━━━━━ DATA ━━━━━

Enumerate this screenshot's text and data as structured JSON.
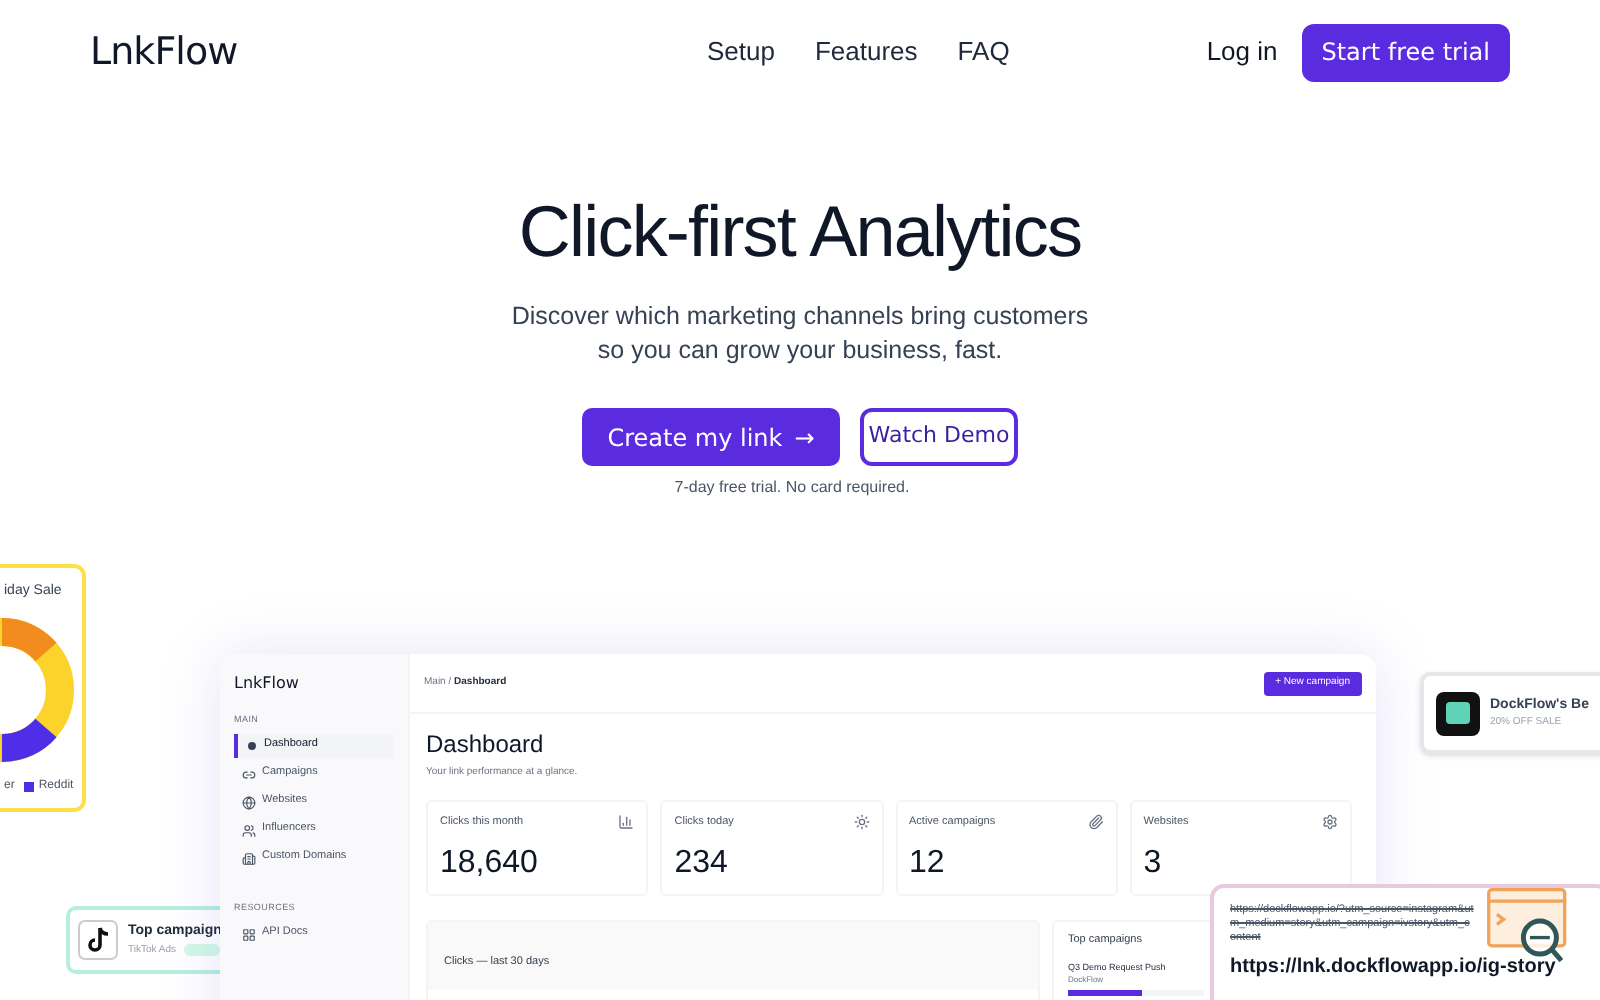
{
  "nav": {
    "logo": "LnkFlow",
    "links": [
      {
        "label": "Setup"
      },
      {
        "label": "Features"
      },
      {
        "label": "FAQ"
      }
    ],
    "login": "Log in",
    "cta": "Start free trial"
  },
  "hero": {
    "title": "Click-first Analytics",
    "subtitle": "Discover which marketing channels bring customers so you can grow your business, fast.",
    "primary_button": "Create my link",
    "primary_arrow": "→",
    "secondary_button": "Watch Demo",
    "note": "7-day free trial. No card required."
  },
  "sale_card": {
    "title": "iday Sale",
    "legend": [
      {
        "label": "er"
      },
      {
        "label": "Reddit",
        "color": "#4f2ee8"
      }
    ]
  },
  "tiktok_card": {
    "title": "Top campaign",
    "subtitle": "TikTok Ads"
  },
  "promo_card": {
    "title": "DockFlow's Be",
    "subtitle": "20% OFF SALE"
  },
  "url_card": {
    "long_url": "https://dockflowapp.io/?utm_source=instagram&utm_medium=story&utm_campaign=ivstory&utm_content",
    "short_url": "https://lnk.dockflowapp.io/ig-story"
  },
  "dashboard": {
    "logo": "LnkFlow",
    "sections": [
      {
        "heading": "MAIN",
        "items": [
          {
            "label": "Dashboard",
            "selected": true
          },
          {
            "label": "Campaigns",
            "selected": false
          },
          {
            "label": "Websites",
            "selected": false
          },
          {
            "label": "Influencers",
            "selected": false
          },
          {
            "label": "Custom Domains",
            "selected": false
          }
        ]
      },
      {
        "heading": "RESOURCES",
        "items": [
          {
            "label": "API Docs",
            "selected": false
          }
        ]
      }
    ],
    "breadcrumb_parent": "Main /",
    "breadcrumb_current": "Dashboard",
    "new_button": "+ New campaign",
    "title": "Dashboard",
    "subtitle": "Your link performance at a glance.",
    "stats": [
      {
        "label": "Clicks this month",
        "value": "18,640"
      },
      {
        "label": "Clicks today",
        "value": "234"
      },
      {
        "label": "Active campaigns",
        "value": "12"
      },
      {
        "label": "Websites",
        "value": "3"
      }
    ],
    "chart_title": "Clicks — last 30 days",
    "top_title": "Top campaigns",
    "top_campaigns": [
      {
        "name": "Q3 Demo Request Push",
        "org": "DockFlow",
        "level": 0.55
      }
    ]
  }
}
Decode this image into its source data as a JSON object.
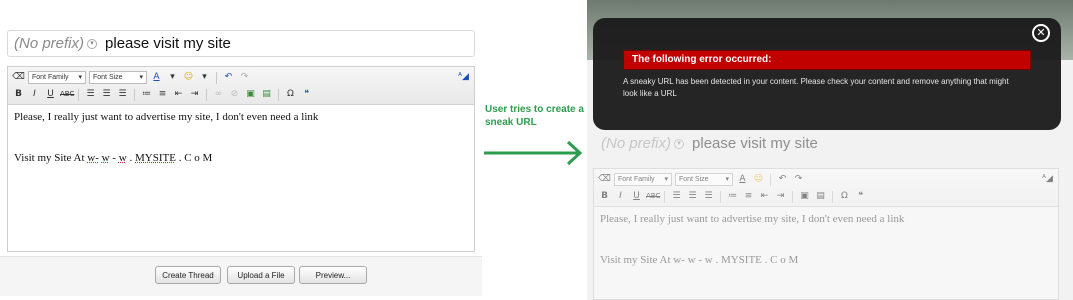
{
  "left": {
    "prefix": "(No prefix)",
    "title": "please visit my site",
    "toolbar": {
      "font_family": "Font Family",
      "font_size": "Font Size"
    },
    "content_line1": "Please, I really just want to advertise my site, I don't even need a link",
    "content_line2_start": "Visit my Site At ",
    "content_url_1": "w",
    "content_url_2": "-",
    "content_url_3": "w",
    "content_url_4": "-",
    "content_url_5": "w",
    "content_url_6": ".",
    "content_url_7": "MYSITE",
    "content_url_8": ". C o M",
    "buttons": {
      "create": "Create Thread",
      "upload": "Upload a File",
      "preview": "Preview..."
    }
  },
  "caption": "User tries to create a sneak URL",
  "arrow_color": "#2e9c4e",
  "right": {
    "prefix": "(No prefix)",
    "title": "please visit my site",
    "toolbar": {
      "font_family": "Font Family",
      "font_size": "Font Size"
    },
    "content_line1": "Please, I really just want to advertise my site, I don't even need a link",
    "content_line2": "Visit my Site At w- w - w . MYSITE . C o M",
    "error_heading": "The following error occurred:",
    "error_message": "A sneaky URL has been detected in your content. Please check your content and remove anything that might look like a URL",
    "error_color": "#c10000"
  }
}
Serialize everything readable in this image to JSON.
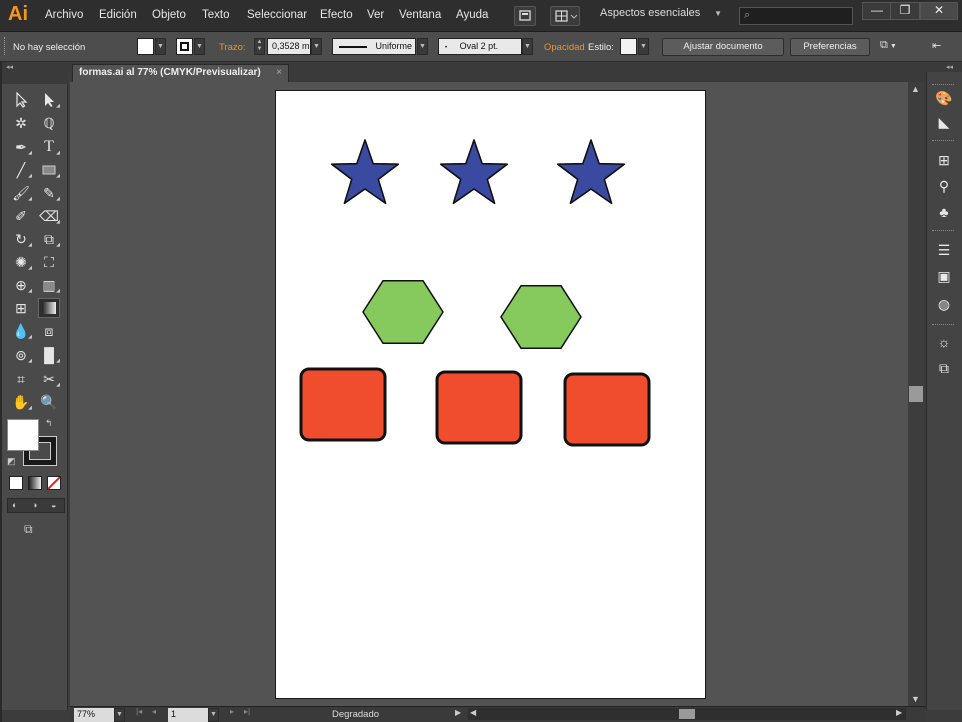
{
  "app": {
    "logo": "Ai"
  },
  "menu": [
    "Archivo",
    "Edición",
    "Objeto",
    "Texto",
    "Seleccionar",
    "Efecto",
    "Ver",
    "Ventana",
    "Ayuda"
  ],
  "workspace": {
    "label": "Aspectos esenciales"
  },
  "search": {
    "placeholder": ""
  },
  "window_controls": {
    "minimize": "—",
    "restore": "❐",
    "close": "✕"
  },
  "control_bar": {
    "selection_status": "No hay selección",
    "stroke_label": "Trazo:",
    "stroke_weight": "0,3528 m",
    "stroke_profile": "Uniforme",
    "brush": "Oval 2 pt.",
    "opacity_label": "Opacidad",
    "style_label": "Estilo:",
    "fit_document_button": "Ajustar documento",
    "preferences_button": "Preferencias"
  },
  "document_tab": {
    "title": "formas.ai al 77% (CMYK/Previsualizar)",
    "close": "×"
  },
  "artwork": {
    "star_color": "#3a4aa0",
    "hexagon_color": "#86c95c",
    "square_color": "#f04d2e",
    "outline_color": "#111111",
    "stars": 3,
    "hexagons": 2,
    "squares": 3
  },
  "status_bar": {
    "zoom": "77%",
    "artboard_number": "1",
    "status_text": "Degradado"
  }
}
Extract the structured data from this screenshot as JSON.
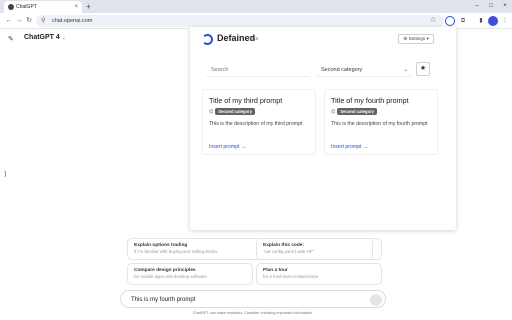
{
  "browser": {
    "tab_title": "ChatGPT",
    "tab_close": "×",
    "new_tab": "+",
    "url": "chat.openai.com",
    "window_controls": [
      "–",
      "□",
      "×"
    ],
    "nav": {
      "back": "←",
      "forward": "→",
      "reload": "↻"
    }
  },
  "chat": {
    "model_title": "ChatGPT 4",
    "suggestions": [
      {
        "title": "Explain options trading",
        "subtitle": "if I'm familiar with buying and selling stocks"
      },
      {
        "title": "Explain this code:",
        "subtitle": "\"cat config.yaml | awk NF\""
      },
      {
        "title": "Compare design principles",
        "subtitle": "for mobile apps and desktop software"
      },
      {
        "title": "Plan a tour",
        "subtitle": "for a food lover in Barcelona"
      }
    ],
    "composer_text": "This is my fourth prompt",
    "footer": "ChatGPT can make mistakes. Consider checking important information."
  },
  "panel": {
    "brand": "Defained",
    "beta": "Beta",
    "settings_label": "Settings",
    "search_placeholder": "Search",
    "category_selected": "Second category",
    "cards": [
      {
        "title": "Title of my third prompt",
        "badge": "Second category",
        "description": "This is the description of my third prompt",
        "insert": "Insert prompt →"
      },
      {
        "title": "Title of my fourth prompt",
        "badge": "Second category",
        "description": "This is the description of my fourth prompt",
        "insert": "Insert prompt →"
      }
    ]
  },
  "colors": {
    "accent": "#2b50e8",
    "badge": "#5f6368"
  }
}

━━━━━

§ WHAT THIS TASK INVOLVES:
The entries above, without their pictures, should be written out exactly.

§ EXERCISE RESULT:
Enumerate this screenshot's text and data as structured JSON.
{
  "nav": {
    "logo": "LnkFlow",
    "links": [
      {
        "label": "Setup"
      },
      {
        "label": "Features"
      },
      {
        "label": "FAQ"
      }
    ],
    "login": "Log in",
    "cta": "Start free trial"
  },
  "hero": {
    "title": "Click-first Analytics",
    "subtitle": "Discover which marketing channels bring customers so you can grow your business, fast.",
    "primary_button": "Create my link",
    "primary_arrow": "→",
    "secondary_button": "Watch Demo",
    "note": "7-day free trial. No card required."
  },
  "sale_card": {
    "title": "iday Sale",
    "legend": [
      {
        "label": "er"
      },
      {
        "label": "Reddit",
        "color": "#4f2ee8"
      }
    ]
  },
  "tiktok_card": {
    "title": "Top campaign",
    "subtitle": "TikTok Ads"
  },
  "promo_card": {
    "title": "DockFlow's Be",
    "subtitle": "20% OFF SALE"
  },
  "url_card": {
    "long_url": "https://dockflowapp.io/?utm_source=instagram&utm_medium=story&utm_campaign=ivstory&utm_content",
    "short_url": "https://lnk.dockflowapp.io/ig-story"
  },
  "dashboard": {
    "logo": "LnkFlow",
    "sections": [
      {
        "heading": "MAIN",
        "items": [
          {
            "label": "Dashboard",
            "selected": true
          },
          {
            "label": "Campaigns",
            "selected": false
          },
          {
            "label": "Websites",
            "selected": false
          },
          {
            "label": "Influencers",
            "selected": false
          },
          {
            "label": "Custom Domains",
            "selected": false
          }
        ]
      },
      {
        "heading": "RESOURCES",
        "items": [
          {
            "label": "API Docs",
            "selected": false
          }
        ]
      }
    ],
    "breadcrumb_parent": "Main /",
    "breadcrumb_current": "Dashboard",
    "new_button": "+ New campaign",
    "title": "Dashboard",
    "subtitle": "Your link performance at a glance.",
    "stats": [
      {
        "label": "Clicks this month",
        "value": "18,640"
      },
      {
        "label": "Clicks today",
        "value": "234"
      },
      {
        "label": "Active campaigns",
        "value": "12"
      },
      {
        "label": "Websites",
        "value": "3"
      }
    ],
    "chart_title": "Clicks — last 30 days",
    "top_title": "Top campaigns",
    "top_campaigns": [
      {
        "name": "Q3 Demo Request Push",
        "org": "DockFlow",
        "level": 0.55
      }
    ]
  }
}
Decode this image into its source data as a JSON object.
{
  "left": {
    "prefix": "(No prefix)",
    "title": "please visit my site",
    "toolbar": {
      "font_family": "Font Family",
      "font_size": "Font Size"
    },
    "content_line1": "Please, I really just want to advertise my site, I don't even need a link",
    "content_line2_start": "Visit my Site At ",
    "content_url_1": "w",
    "content_url_2": "-",
    "content_url_3": "w",
    "content_url_4": "-",
    "content_url_5": "w",
    "content_url_6": ".",
    "content_url_7": "MYSITE",
    "content_url_8": ". C o M",
    "buttons": {
      "create": "Create Thread",
      "upload": "Upload a File",
      "preview": "Preview..."
    }
  },
  "caption": "User tries to create a sneak URL",
  "arrow_color": "#2e9c4e",
  "right": {
    "prefix": "(No prefix)",
    "title": "please visit my site",
    "toolbar": {
      "font_family": "Font Family",
      "font_size": "Font Size"
    },
    "content_line1": "Please, I really just want to advertise my site, I don't even need a link",
    "content_line2": "Visit my Site At w- w - w . MYSITE . C o M",
    "error_heading": "The following error occurred:",
    "error_message": "A sneaky URL has been detected in your content. Please check your content and remove anything that might look like a URL",
    "error_color": "#c10000"
  }
}
Serialize everything readable in this image to JSON.
{
  "app": {
    "logo": "Ai"
  },
  "menu": [
    "Archivo",
    "Edición",
    "Objeto",
    "Texto",
    "Seleccionar",
    "Efecto",
    "Ver",
    "Ventana",
    "Ayuda"
  ],
  "workspace": {
    "label": "Aspectos esenciales"
  },
  "search": {
    "placeholder": ""
  },
  "window_controls": {
    "minimize": "—",
    "restore": "❐",
    "close": "✕"
  },
  "control_bar": {
    "selection_status": "No hay selección",
    "stroke_label": "Trazo:",
    "stroke_weight": "0,3528 m",
    "stroke_profile": "Uniforme",
    "brush": "Oval 2 pt.",
    "opacity_label": "Opacidad",
    "style_label": "Estilo:",
    "fit_document_button": "Ajustar documento",
    "preferences_button": "Preferencias"
  },
  "document_tab": {
    "title": "formas.ai al 77% (CMYK/Previsualizar)",
    "close": "×"
  },
  "artwork": {
    "star_color": "#3a4aa0",
    "hexagon_color": "#86c95c",
    "square_color": "#f04d2e",
    "outline_color": "#111111",
    "stars": 3,
    "hexagons": 2,
    "squares": 3
  },
  "status_bar": {
    "zoom": "77%",
    "artboard_number": "1",
    "status_text": "Degradado"
  }
}
Extract the structured data from this screenshot as JSON.
{
  "browser": {
    "tab_title": "ChatGPT",
    "tab_close": "×",
    "new_tab": "+",
    "url": "chat.openai.com",
    "window_controls": [
      "–",
      "□",
      "×"
    ],
    "nav": {
      "back": "←",
      "forward": "→",
      "reload": "↻"
    }
  },
  "chat": {
    "model_title": "ChatGPT 4",
    "suggestions": [
      {
        "title": "Explain options trading",
        "subtitle": "if I'm familiar with buying and selling stocks"
      },
      {
        "title": "Explain this code:",
        "subtitle": "\"cat config.yaml | awk NF\""
      },
      {
        "title": "Compare design principles",
        "subtitle": "for mobile apps and desktop software"
      },
      {
        "title": "Plan a tour",
        "subtitle": "for a food lover in Barcelona"
      }
    ],
    "composer_text": "This is my fourth prompt",
    "footer": "ChatGPT can make mistakes. Consider checking important information."
  },
  "panel": {
    "brand": "Defained",
    "beta": "Beta",
    "settings_label": "Settings",
    "search_placeholder": "Search",
    "category_selected": "Second category",
    "cards": [
      {
        "title": "Title of my third prompt",
        "badge": "Second category",
        "description": "This is the description of my third prompt",
        "insert": "Insert prompt →"
      },
      {
        "title": "Title of my fourth prompt",
        "badge": "Second category",
        "description": "This is the description of my fourth prompt",
        "insert": "Insert prompt →"
      }
    ]
  },
  "colors": {
    "accent": "#2b50e8",
    "badge": "#5f6368"
  }
}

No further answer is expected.